Work required: Return every record exactly as written.

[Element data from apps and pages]
####

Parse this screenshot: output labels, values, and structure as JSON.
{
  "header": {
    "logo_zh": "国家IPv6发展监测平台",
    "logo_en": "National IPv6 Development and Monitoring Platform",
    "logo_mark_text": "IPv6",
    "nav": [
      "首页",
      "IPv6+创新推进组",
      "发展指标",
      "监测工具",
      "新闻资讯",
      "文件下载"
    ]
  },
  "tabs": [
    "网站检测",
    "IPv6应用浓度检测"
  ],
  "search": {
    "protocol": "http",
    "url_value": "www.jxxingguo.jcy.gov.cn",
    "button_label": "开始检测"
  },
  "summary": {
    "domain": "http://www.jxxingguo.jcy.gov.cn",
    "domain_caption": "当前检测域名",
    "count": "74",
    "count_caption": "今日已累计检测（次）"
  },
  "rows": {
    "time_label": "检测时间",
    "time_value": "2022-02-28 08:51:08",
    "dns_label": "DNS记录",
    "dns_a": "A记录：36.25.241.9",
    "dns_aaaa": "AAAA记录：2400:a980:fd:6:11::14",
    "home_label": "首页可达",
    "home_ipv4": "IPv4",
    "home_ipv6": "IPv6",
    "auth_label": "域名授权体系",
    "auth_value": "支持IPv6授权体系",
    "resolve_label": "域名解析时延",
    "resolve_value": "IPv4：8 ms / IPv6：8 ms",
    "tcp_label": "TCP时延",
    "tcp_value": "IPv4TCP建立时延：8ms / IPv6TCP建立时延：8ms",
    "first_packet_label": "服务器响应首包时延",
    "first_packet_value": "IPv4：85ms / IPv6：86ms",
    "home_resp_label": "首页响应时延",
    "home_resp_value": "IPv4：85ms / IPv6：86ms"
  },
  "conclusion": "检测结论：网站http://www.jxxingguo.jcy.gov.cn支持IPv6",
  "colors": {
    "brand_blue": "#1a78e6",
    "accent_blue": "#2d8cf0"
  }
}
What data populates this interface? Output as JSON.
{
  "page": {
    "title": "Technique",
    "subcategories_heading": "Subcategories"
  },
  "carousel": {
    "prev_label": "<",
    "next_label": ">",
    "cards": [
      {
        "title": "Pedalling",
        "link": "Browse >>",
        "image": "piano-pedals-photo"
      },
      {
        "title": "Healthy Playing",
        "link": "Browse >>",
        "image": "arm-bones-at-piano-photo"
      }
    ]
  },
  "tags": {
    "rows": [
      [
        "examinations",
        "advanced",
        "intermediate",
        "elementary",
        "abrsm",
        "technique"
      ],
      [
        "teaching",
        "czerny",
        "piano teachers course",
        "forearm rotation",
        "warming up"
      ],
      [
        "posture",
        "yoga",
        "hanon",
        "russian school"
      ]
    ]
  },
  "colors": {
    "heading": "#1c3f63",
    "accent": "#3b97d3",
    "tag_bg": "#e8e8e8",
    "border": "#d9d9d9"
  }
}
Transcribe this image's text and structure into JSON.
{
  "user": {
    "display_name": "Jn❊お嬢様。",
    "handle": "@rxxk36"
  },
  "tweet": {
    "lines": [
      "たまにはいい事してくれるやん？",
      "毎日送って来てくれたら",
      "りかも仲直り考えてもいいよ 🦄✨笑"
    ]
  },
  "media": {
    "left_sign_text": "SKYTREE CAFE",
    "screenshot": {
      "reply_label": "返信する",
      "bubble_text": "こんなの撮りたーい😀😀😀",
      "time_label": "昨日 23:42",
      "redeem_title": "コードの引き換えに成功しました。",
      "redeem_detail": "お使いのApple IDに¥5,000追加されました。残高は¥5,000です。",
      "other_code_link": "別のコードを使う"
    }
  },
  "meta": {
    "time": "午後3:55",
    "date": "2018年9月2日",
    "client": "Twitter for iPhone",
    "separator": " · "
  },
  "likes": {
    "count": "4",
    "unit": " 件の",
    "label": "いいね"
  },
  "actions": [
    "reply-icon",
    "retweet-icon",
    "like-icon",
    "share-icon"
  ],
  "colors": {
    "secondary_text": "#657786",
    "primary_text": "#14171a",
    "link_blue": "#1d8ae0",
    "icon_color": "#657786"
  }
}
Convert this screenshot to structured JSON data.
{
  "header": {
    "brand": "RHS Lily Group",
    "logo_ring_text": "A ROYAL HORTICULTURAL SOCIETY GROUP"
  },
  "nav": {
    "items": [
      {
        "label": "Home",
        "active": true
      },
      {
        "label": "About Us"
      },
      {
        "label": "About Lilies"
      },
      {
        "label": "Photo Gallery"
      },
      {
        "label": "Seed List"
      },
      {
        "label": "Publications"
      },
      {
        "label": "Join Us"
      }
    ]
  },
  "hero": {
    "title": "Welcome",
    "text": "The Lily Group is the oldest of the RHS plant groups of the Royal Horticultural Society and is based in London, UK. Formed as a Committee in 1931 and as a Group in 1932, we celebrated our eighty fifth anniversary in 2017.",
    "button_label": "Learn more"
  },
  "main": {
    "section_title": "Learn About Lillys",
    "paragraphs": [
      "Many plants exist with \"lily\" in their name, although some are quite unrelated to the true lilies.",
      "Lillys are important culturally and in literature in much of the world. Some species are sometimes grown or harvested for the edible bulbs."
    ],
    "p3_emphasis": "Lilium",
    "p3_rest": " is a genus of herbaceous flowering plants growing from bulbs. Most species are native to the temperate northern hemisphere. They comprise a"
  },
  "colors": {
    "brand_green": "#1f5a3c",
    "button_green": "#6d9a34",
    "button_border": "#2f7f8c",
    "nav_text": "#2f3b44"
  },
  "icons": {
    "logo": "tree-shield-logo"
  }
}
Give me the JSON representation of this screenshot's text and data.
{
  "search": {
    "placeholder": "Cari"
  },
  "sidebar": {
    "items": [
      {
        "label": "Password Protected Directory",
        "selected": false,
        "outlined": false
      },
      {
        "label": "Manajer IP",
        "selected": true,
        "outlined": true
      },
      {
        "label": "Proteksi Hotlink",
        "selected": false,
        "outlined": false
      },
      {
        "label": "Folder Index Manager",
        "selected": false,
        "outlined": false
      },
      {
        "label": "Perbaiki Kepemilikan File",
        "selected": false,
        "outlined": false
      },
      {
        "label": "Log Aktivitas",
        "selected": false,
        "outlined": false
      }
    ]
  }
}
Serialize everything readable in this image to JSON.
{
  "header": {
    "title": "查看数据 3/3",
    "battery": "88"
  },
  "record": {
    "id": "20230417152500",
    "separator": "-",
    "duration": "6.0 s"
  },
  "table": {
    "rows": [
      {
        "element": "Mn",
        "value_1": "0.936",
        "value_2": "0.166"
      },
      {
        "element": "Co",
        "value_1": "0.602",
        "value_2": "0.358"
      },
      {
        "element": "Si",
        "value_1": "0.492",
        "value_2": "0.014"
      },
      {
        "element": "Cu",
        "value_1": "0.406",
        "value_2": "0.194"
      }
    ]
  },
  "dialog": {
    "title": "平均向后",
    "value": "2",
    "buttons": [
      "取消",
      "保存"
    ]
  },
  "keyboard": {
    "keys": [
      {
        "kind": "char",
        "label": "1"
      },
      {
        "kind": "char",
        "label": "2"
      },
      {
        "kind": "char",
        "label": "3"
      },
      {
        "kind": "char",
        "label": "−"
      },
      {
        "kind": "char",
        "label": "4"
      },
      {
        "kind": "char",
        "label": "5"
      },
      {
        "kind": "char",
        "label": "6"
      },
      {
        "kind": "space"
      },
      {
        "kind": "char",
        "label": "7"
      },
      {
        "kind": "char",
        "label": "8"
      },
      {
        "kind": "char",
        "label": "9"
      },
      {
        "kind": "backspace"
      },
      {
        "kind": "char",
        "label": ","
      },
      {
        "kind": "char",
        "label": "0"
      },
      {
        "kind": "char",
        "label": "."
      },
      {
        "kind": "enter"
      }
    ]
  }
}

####

Answer for this exercise:
Parse this screenshot: output labels, values, and structure as JSON.
{
  "header": {
    "logo_zh": "国家IPv6发展监测平台",
    "logo_en": "National IPv6 Development and Monitoring Platform",
    "logo_mark_text": "IPv6",
    "nav": [
      "首页",
      "IPv6+创新推进组",
      "发展指标",
      "监测工具",
      "新闻资讯",
      "文件下载"
    ]
  },
  "tabs": [
    "网站检测",
    "IPv6应用浓度检测"
  ],
  "search": {
    "protocol": "http",
    "url_value": "www.jxxingguo.jcy.gov.cn",
    "button_label": "开始检测"
  },
  "summary": {
    "domain": "http://www.jxxingguo.jcy.gov.cn",
    "domain_caption": "当前检测域名",
    "count": "74",
    "count_caption": "今日已累计检测（次）"
  },
  "rows": {
    "time_label": "检测时间",
    "time_value": "2022-02-28 08:51:08",
    "dns_label": "DNS记录",
    "dns_a": "A记录：36.25.241.9",
    "dns_aaaa": "AAAA记录：2400:a980:fd:6:11::14",
    "home_label": "首页可达",
    "home_ipv4": "IPv4",
    "home_ipv6": "IPv6",
    "auth_label": "域名授权体系",
    "auth_value": "支持IPv6授权体系",
    "resolve_label": "域名解析时延",
    "resolve_value": "IPv4：8 ms / IPv6：8 ms",
    "tcp_label": "TCP时延",
    "tcp_value": "IPv4TCP建立时延：8ms / IPv6TCP建立时延：8ms",
    "first_packet_label": "服务器响应首包时延",
    "first_packet_value": "IPv4：85ms / IPv6：86ms",
    "home_resp_label": "首页响应时延",
    "home_resp_value": "IPv4：85ms / IPv6：86ms"
  },
  "conclusion": "检测结论：网站http://www.jxxingguo.jcy.gov.cn支持IPv6",
  "colors": {
    "brand_blue": "#1a78e6",
    "accent_blue": "#2d8cf0"
  }
}
What data populates this interface? Output as JSON.
{
  "page": {
    "title": "Technique",
    "subcategories_heading": "Subcategories"
  },
  "carousel": {
    "prev_label": "<",
    "next_label": ">",
    "cards": [
      {
        "title": "Pedalling",
        "link": "Browse >>",
        "image": "piano-pedals-photo"
      },
      {
        "title": "Healthy Playing",
        "link": "Browse >>",
        "image": "arm-bones-at-piano-photo"
      }
    ]
  },
  "tags": {
    "rows": [
      [
        "examinations",
        "advanced",
        "intermediate",
        "elementary",
        "abrsm",
        "technique"
      ],
      [
        "teaching",
        "czerny",
        "piano teachers course",
        "forearm rotation",
        "warming up"
      ],
      [
        "posture",
        "yoga",
        "hanon",
        "russian school"
      ]
    ]
  },
  "colors": {
    "heading": "#1c3f63",
    "accent": "#3b97d3",
    "tag_bg": "#e8e8e8",
    "border": "#d9d9d9"
  }
}
Transcribe this image's text and structure into JSON.
{
  "user": {
    "display_name": "Jn❊お嬢様。",
    "handle": "@rxxk36"
  },
  "tweet": {
    "lines": [
      "たまにはいい事してくれるやん？",
      "毎日送って来てくれたら",
      "りかも仲直り考えてもいいよ 🦄✨笑"
    ]
  },
  "media": {
    "left_sign_text": "SKYTREE CAFE",
    "screenshot": {
      "reply_label": "返信する",
      "bubble_text": "こんなの撮りたーい😀😀😀",
      "time_label": "昨日 23:42",
      "redeem_title": "コードの引き換えに成功しました。",
      "redeem_detail": "お使いのApple IDに¥5,000追加されました。残高は¥5,000です。",
      "other_code_link": "別のコードを使う"
    }
  },
  "meta": {
    "time": "午後3:55",
    "date": "2018年9月2日",
    "client": "Twitter for iPhone",
    "separator": " · "
  },
  "likes": {
    "count": "4",
    "unit": " 件の",
    "label": "いいね"
  },
  "actions": [
    "reply-icon",
    "retweet-icon",
    "like-icon",
    "share-icon"
  ],
  "colors": {
    "secondary_text": "#657786",
    "primary_text": "#14171a",
    "link_blue": "#1d8ae0",
    "icon_color": "#657786"
  }
}
Convert this screenshot to structured JSON data.
{
  "header": {
    "brand": "RHS Lily Group",
    "logo_ring_text": "A ROYAL HORTICULTURAL SOCIETY GROUP"
  },
  "nav": {
    "items": [
      {
        "label": "Home",
        "active": true
      },
      {
        "label": "About Us"
      },
      {
        "label": "About Lilies"
      },
      {
        "label": "Photo Gallery"
      },
      {
        "label": "Seed List"
      },
      {
        "label": "Publications"
      },
      {
        "label": "Join Us"
      }
    ]
  },
  "hero": {
    "title": "Welcome",
    "text": "The Lily Group is the oldest of the RHS plant groups of the Royal Horticultural Society and is based in London, UK. Formed as a Committee in 1931 and as a Group in 1932, we celebrated our eighty fifth anniversary in 2017.",
    "button_label": "Learn more"
  },
  "main": {
    "section_title": "Learn About Lillys",
    "paragraphs": [
      "Many plants exist with \"lily\" in their name, although some are quite unrelated to the true lilies.",
      "Lillys are important culturally and in literature in much of the world. Some species are sometimes grown or harvested for the edible bulbs."
    ],
    "p3_emphasis": "Lilium",
    "p3_rest": " is a genus of herbaceous flowering plants growing from bulbs. Most species are native to the temperate northern hemisphere. They comprise a"
  },
  "colors": {
    "brand_green": "#1f5a3c",
    "button_green": "#6d9a34",
    "button_border": "#2f7f8c",
    "nav_text": "#2f3b44"
  },
  "icons": {
    "logo": "tree-shield-logo"
  }
}
Give me the JSON representation of this screenshot's text and data.
{
  "search": {
    "placeholder": "Cari"
  },
  "sidebar": {
    "items": [
      {
        "label": "Password Protected Directory",
        "selected": false,
        "outlined": false
      },
      {
        "label": "Manajer IP",
        "selected": true,
        "outlined": true
      },
      {
        "label": "Proteksi Hotlink",
        "selected": false,
        "outlined": false
      },
      {
        "label": "Folder Index Manager",
        "selected": false,
        "outlined": false
      },
      {
        "label": "Perbaiki Kepemilikan File",
        "selected": false,
        "outlined": false
      },
      {
        "label": "Log Aktivitas",
        "selected": false,
        "outlined": false
      }
    ]
  }
}
Serialize everything readable in this image to JSON.
{
  "header": {
    "title": "查看数据 3/3",
    "battery": "88"
  },
  "record": {
    "id": "20230417152500",
    "separator": "-",
    "duration": "6.0 s"
  },
  "table": {
    "rows": [
      {
        "element": "Mn",
        "value_1": "0.936",
        "value_2": "0.166"
      },
      {
        "element": "Co",
        "value_1": "0.602",
        "value_2": "0.358"
      },
      {
        "element": "Si",
        "value_1": "0.492",
        "value_2": "0.014"
      },
      {
        "element": "Cu",
        "value_1": "0.406",
        "value_2": "0.194"
      }
    ]
  },
  "dialog": {
    "title": "平均向后",
    "value": "2",
    "buttons": [
      "取消",
      "保存"
    ]
  },
  "keyboard": {
    "keys": [
      {
        "kind": "char",
        "label": "1"
      },
      {
        "kind": "char",
        "label": "2"
      },
      {
        "kind": "char",
        "label": "3"
      },
      {
        "kind": "char",
        "label": "−"
      },
      {
        "kind": "char",
        "label": "4"
      },
      {
        "kind": "char",
        "label": "5"
      },
      {
        "kind": "char",
        "label": "6"
      },
      {
        "kind": "space"
      },
      {
        "kind": "char",
        "label": "7"
      },
      {
        "kind": "char",
        "label": "8"
      },
      {
        "kind": "char",
        "label": "9"
      },
      {
        "kind": "backspace"
      },
      {
        "kind": "char",
        "label": ","
      },
      {
        "kind": "char",
        "label": "0"
      },
      {
        "kind": "char",
        "label": "."
      },
      {
        "kind": "enter"
      }
    ]
  }
}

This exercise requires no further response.